* **WHAT TO PRODUCE**
Write out the records that follow with every word intact.

* **GIVEN DATA**
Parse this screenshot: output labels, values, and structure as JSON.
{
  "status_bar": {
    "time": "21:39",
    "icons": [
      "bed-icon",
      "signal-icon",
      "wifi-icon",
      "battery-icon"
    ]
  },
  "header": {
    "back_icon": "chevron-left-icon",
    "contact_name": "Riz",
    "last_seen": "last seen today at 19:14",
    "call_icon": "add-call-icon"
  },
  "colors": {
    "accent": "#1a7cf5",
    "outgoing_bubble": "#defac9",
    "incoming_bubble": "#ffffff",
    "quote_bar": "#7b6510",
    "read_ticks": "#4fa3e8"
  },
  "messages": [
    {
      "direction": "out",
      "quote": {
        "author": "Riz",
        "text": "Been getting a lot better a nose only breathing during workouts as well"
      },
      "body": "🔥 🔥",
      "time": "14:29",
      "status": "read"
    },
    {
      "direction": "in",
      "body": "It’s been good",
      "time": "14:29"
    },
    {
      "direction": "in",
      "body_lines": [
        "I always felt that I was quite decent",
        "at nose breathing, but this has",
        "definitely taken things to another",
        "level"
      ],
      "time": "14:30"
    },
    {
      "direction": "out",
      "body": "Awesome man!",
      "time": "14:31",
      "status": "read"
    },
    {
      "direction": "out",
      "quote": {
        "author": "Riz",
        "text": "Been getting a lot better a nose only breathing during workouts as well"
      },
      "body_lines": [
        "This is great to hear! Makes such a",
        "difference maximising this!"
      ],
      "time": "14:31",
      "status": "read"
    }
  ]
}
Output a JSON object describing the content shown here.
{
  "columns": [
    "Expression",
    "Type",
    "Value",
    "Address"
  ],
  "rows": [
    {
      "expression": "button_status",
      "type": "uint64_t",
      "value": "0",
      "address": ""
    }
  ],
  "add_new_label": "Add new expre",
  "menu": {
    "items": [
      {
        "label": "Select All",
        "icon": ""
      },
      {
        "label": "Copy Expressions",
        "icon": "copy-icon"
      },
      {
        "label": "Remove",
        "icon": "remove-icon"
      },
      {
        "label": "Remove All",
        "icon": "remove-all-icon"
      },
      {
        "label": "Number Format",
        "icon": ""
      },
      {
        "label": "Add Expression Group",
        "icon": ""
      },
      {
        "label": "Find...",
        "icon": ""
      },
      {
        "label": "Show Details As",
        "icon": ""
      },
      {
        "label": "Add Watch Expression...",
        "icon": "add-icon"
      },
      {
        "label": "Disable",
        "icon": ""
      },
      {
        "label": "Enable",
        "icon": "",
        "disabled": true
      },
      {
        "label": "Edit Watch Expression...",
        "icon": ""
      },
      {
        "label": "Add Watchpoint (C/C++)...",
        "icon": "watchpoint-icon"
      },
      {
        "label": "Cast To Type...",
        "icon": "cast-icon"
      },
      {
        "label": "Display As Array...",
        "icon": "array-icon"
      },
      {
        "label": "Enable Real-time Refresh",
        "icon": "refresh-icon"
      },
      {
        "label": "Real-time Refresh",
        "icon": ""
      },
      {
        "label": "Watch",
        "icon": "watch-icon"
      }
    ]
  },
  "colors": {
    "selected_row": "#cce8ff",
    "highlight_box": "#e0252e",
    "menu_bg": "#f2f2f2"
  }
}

* **RESPONSE TO THIS EXERCISE**
Parse this screenshot: output labels, values, and structure as JSON.
{
  "status_bar": {
    "time": "21:39",
    "icons": [
      "bed-icon",
      "signal-icon",
      "wifi-icon",
      "battery-icon"
    ]
  },
  "header": {
    "back_icon": "chevron-left-icon",
    "contact_name": "Riz",
    "last_seen": "last seen today at 19:14",
    "call_icon": "add-call-icon"
  },
  "colors": {
    "accent": "#1a7cf5",
    "outgoing_bubble": "#defac9",
    "incoming_bubble": "#ffffff",
    "quote_bar": "#7b6510",
    "read_ticks": "#4fa3e8"
  },
  "messages": [
    {
      "direction": "out",
      "quote": {
        "author": "Riz",
        "text": "Been getting a lot better a nose only breathing during workouts as well"
      },
      "body": "🔥 🔥",
      "time": "14:29",
      "status": "read"
    },
    {
      "direction": "in",
      "body": "It’s been good",
      "time": "14:29"
    },
    {
      "direction": "in",
      "body_lines": [
        "I always felt that I was quite decent",
        "at nose breathing, but this has",
        "definitely taken things to another",
        "level"
      ],
      "time": "14:30"
    },
    {
      "direction": "out",
      "body": "Awesome man!",
      "time": "14:31",
      "status": "read"
    },
    {
      "direction": "out",
      "quote": {
        "author": "Riz",
        "text": "Been getting a lot better a nose only breathing during workouts as well"
      },
      "body_lines": [
        "This is great to hear! Makes such a",
        "difference maximising this!"
      ],
      "time": "14:31",
      "status": "read"
    }
  ]
}
Output a JSON object describing the content shown here.
{
  "columns": [
    "Expression",
    "Type",
    "Value",
    "Address"
  ],
  "rows": [
    {
      "expression": "button_status",
      "type": "uint64_t",
      "value": "0",
      "address": ""
    }
  ],
  "add_new_label": "Add new expre",
  "menu": {
    "items": [
      {
        "label": "Select All",
        "icon": ""
      },
      {
        "label": "Copy Expressions",
        "icon": "copy-icon"
      },
      {
        "label": "Remove",
        "icon": "remove-icon"
      },
      {
        "label": "Remove All",
        "icon": "remove-all-icon"
      },
      {
        "label": "Number Format",
        "icon": ""
      },
      {
        "label": "Add Expression Group",
        "icon": ""
      },
      {
        "label": "Find...",
        "icon": ""
      },
      {
        "label": "Show Details As",
        "icon": ""
      },
      {
        "label": "Add Watch Expression...",
        "icon": "add-icon"
      },
      {
        "label": "Disable",
        "icon": ""
      },
      {
        "label": "Enable",
        "icon": "",
        "disabled": true
      },
      {
        "label": "Edit Watch Expression...",
        "icon": ""
      },
      {
        "label": "Add Watchpoint (C/C++)...",
        "icon": "watchpoint-icon"
      },
      {
        "label": "Cast To Type...",
        "icon": "cast-icon"
      },
      {
        "label": "Display As Array...",
        "icon": "array-icon"
      },
      {
        "label": "Enable Real-time Refresh",
        "icon": "refresh-icon"
      },
      {
        "label": "Real-time Refresh",
        "icon": ""
      },
      {
        "label": "Watch",
        "icon": "watch-icon"
      }
    ]
  },
  "colors": {
    "selected_row": "#cce8ff",
    "highlight_box": "#e0252e",
    "menu_bg": "#f2f2f2"
  }
}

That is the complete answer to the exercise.